* **PROVIDED DATA**:

=======

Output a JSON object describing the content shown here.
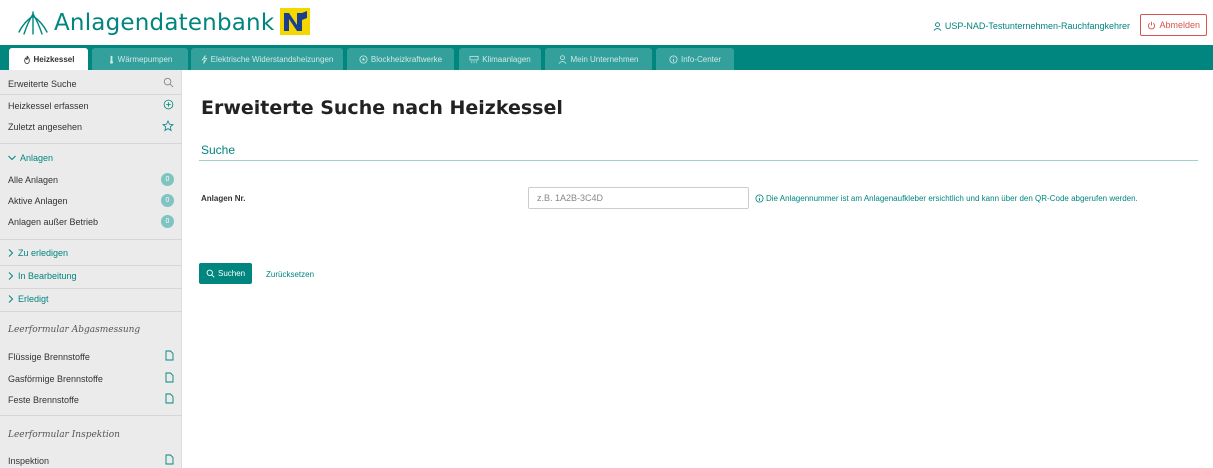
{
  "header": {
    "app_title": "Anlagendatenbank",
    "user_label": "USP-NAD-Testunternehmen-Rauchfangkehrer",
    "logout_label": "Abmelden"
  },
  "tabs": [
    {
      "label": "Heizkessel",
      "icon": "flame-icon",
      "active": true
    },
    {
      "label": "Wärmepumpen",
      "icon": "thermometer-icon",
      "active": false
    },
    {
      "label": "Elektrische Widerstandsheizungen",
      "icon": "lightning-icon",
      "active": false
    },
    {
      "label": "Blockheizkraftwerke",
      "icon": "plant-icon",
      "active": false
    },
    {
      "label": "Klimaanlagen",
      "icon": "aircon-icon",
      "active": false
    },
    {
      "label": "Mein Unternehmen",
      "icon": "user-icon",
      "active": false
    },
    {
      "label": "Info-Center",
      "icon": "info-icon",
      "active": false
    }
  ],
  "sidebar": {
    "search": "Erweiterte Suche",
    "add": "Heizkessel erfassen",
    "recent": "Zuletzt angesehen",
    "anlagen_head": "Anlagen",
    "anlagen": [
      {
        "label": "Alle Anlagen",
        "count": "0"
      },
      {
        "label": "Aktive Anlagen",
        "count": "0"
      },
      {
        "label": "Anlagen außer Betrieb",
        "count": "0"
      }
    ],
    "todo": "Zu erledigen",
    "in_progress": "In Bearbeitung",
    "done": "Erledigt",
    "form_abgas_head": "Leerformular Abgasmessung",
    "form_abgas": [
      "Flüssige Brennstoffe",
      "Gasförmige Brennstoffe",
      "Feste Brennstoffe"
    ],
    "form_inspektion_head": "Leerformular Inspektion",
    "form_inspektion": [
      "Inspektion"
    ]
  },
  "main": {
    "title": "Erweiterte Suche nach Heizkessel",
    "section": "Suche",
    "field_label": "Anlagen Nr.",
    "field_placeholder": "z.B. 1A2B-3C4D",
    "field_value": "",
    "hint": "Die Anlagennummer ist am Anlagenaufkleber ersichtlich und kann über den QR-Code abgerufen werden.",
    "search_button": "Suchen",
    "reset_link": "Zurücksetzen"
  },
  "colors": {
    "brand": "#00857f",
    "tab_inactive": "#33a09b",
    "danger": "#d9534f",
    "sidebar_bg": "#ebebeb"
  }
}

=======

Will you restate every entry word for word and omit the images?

* **OUTPUT FOR THIS TASK**:
Output a JSON object describing the content shown here.
{
  "header": {
    "app_title": "Anlagendatenbank",
    "user_label": "USP-NAD-Testunternehmen-Rauchfangkehrer",
    "logout_label": "Abmelden"
  },
  "tabs": [
    {
      "label": "Heizkessel",
      "icon": "flame-icon",
      "active": true
    },
    {
      "label": "Wärmepumpen",
      "icon": "thermometer-icon",
      "active": false
    },
    {
      "label": "Elektrische Widerstandsheizungen",
      "icon": "lightning-icon",
      "active": false
    },
    {
      "label": "Blockheizkraftwerke",
      "icon": "plant-icon",
      "active": false
    },
    {
      "label": "Klimaanlagen",
      "icon": "aircon-icon",
      "active": false
    },
    {
      "label": "Mein Unternehmen",
      "icon": "user-icon",
      "active": false
    },
    {
      "label": "Info-Center",
      "icon": "info-icon",
      "active": false
    }
  ],
  "sidebar": {
    "search": "Erweiterte Suche",
    "add": "Heizkessel erfassen",
    "recent": "Zuletzt angesehen",
    "anlagen_head": "Anlagen",
    "anlagen": [
      {
        "label": "Alle Anlagen",
        "count": "0"
      },
      {
        "label": "Aktive Anlagen",
        "count": "0"
      },
      {
        "label": "Anlagen außer Betrieb",
        "count": "0"
      }
    ],
    "todo": "Zu erledigen",
    "in_progress": "In Bearbeitung",
    "done": "Erledigt",
    "form_abgas_head": "Leerformular Abgasmessung",
    "form_abgas": [
      "Flüssige Brennstoffe",
      "Gasförmige Brennstoffe",
      "Feste Brennstoffe"
    ],
    "form_inspektion_head": "Leerformular Inspektion",
    "form_inspektion": [
      "Inspektion"
    ]
  },
  "main": {
    "title": "Erweiterte Suche nach Heizkessel",
    "section": "Suche",
    "field_label": "Anlagen Nr.",
    "field_placeholder": "z.B. 1A2B-3C4D",
    "field_value": "",
    "hint": "Die Anlagennummer ist am Anlagenaufkleber ersichtlich und kann über den QR-Code abgerufen werden.",
    "search_button": "Suchen",
    "reset_link": "Zurücksetzen"
  },
  "colors": {
    "brand": "#00857f",
    "tab_inactive": "#33a09b",
    "danger": "#d9534f",
    "sidebar_bg": "#ebebeb"
  }
}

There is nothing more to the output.